_EXERCISE_: Reproduce the entries exactly, but keep the pictures out of the copy.

_Website and app data records_:

[Start of section]

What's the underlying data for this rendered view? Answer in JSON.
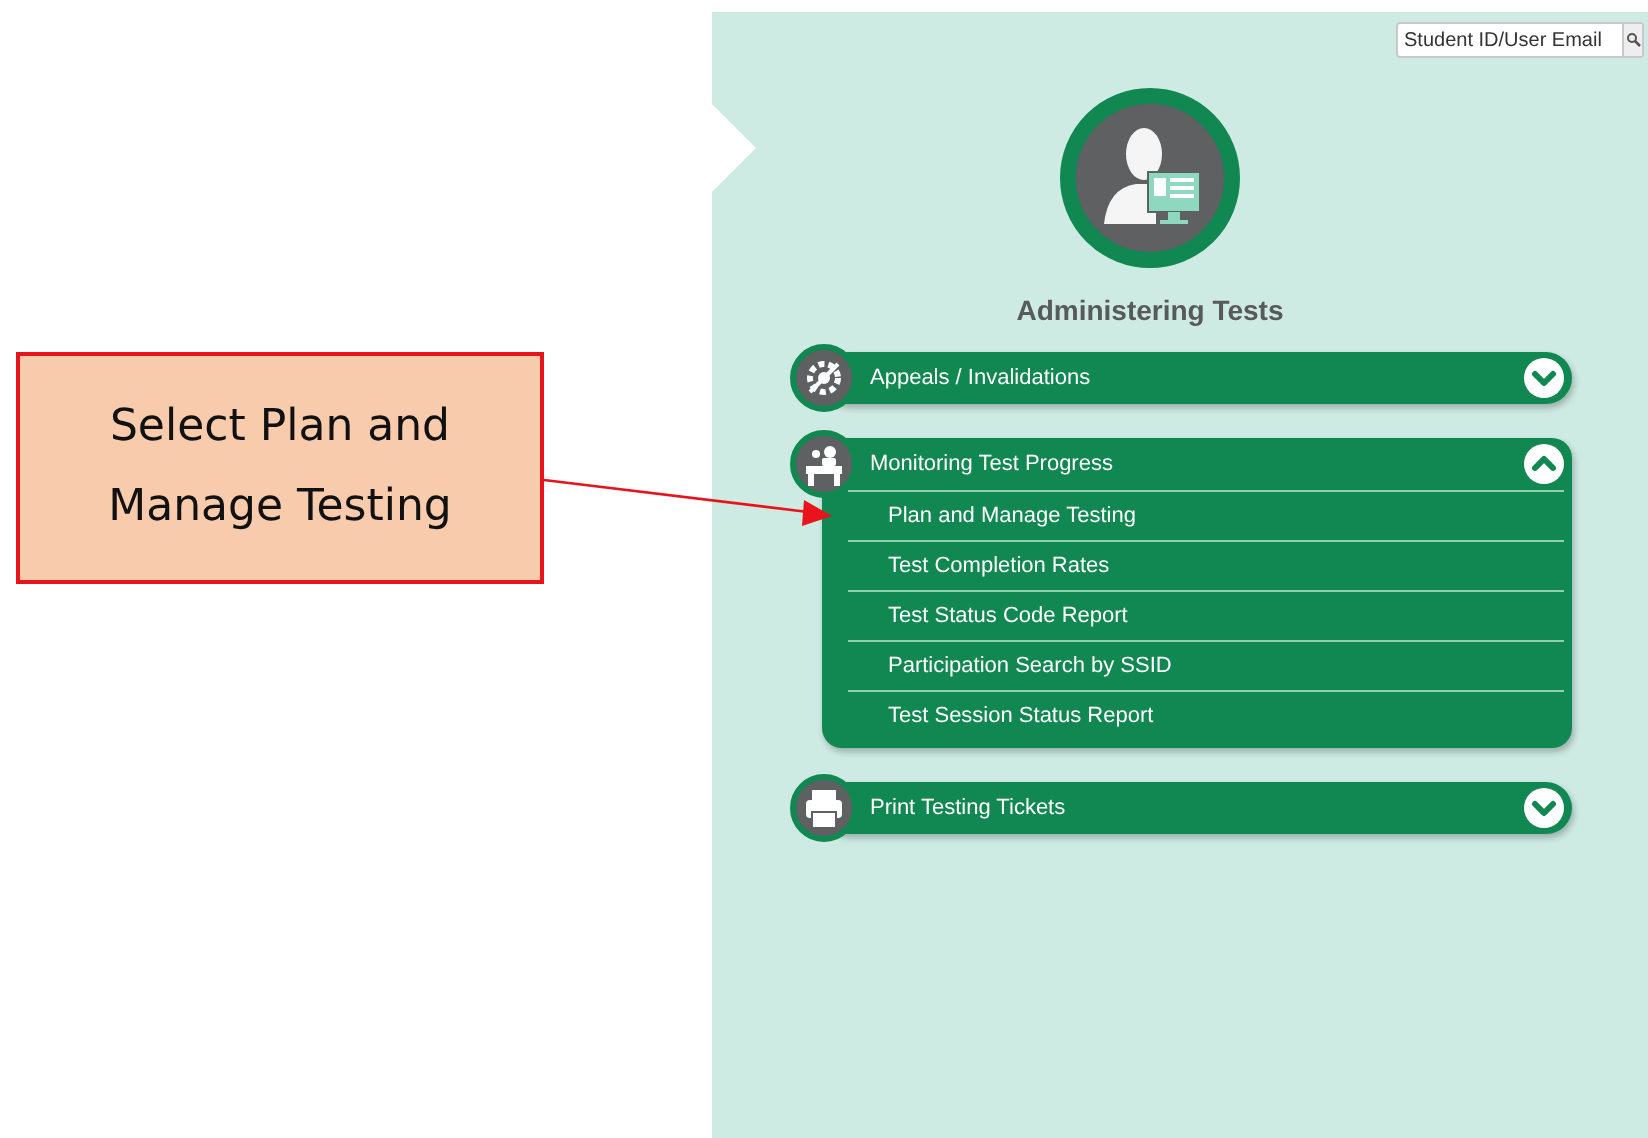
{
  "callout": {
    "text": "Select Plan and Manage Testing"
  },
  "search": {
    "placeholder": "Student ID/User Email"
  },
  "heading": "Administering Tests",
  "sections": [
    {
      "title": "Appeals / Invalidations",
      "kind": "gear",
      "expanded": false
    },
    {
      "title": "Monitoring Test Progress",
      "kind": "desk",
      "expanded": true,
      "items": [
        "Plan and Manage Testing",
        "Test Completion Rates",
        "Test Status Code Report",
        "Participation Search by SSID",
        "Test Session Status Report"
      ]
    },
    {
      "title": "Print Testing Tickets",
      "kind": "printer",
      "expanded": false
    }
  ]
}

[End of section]

_SOLUTION FOR THIS TASK_:
What's the underlying data for this rendered view? Answer in JSON.
{
  "callout": {
    "text": "Select Plan and Manage Testing"
  },
  "search": {
    "placeholder": "Student ID/User Email"
  },
  "heading": "Administering Tests",
  "sections": [
    {
      "title": "Appeals / Invalidations",
      "kind": "gear",
      "expanded": false
    },
    {
      "title": "Monitoring Test Progress",
      "kind": "desk",
      "expanded": true,
      "items": [
        "Plan and Manage Testing",
        "Test Completion Rates",
        "Test Status Code Report",
        "Participation Search by SSID",
        "Test Session Status Report"
      ]
    },
    {
      "title": "Print Testing Tickets",
      "kind": "printer",
      "expanded": false
    }
  ]
}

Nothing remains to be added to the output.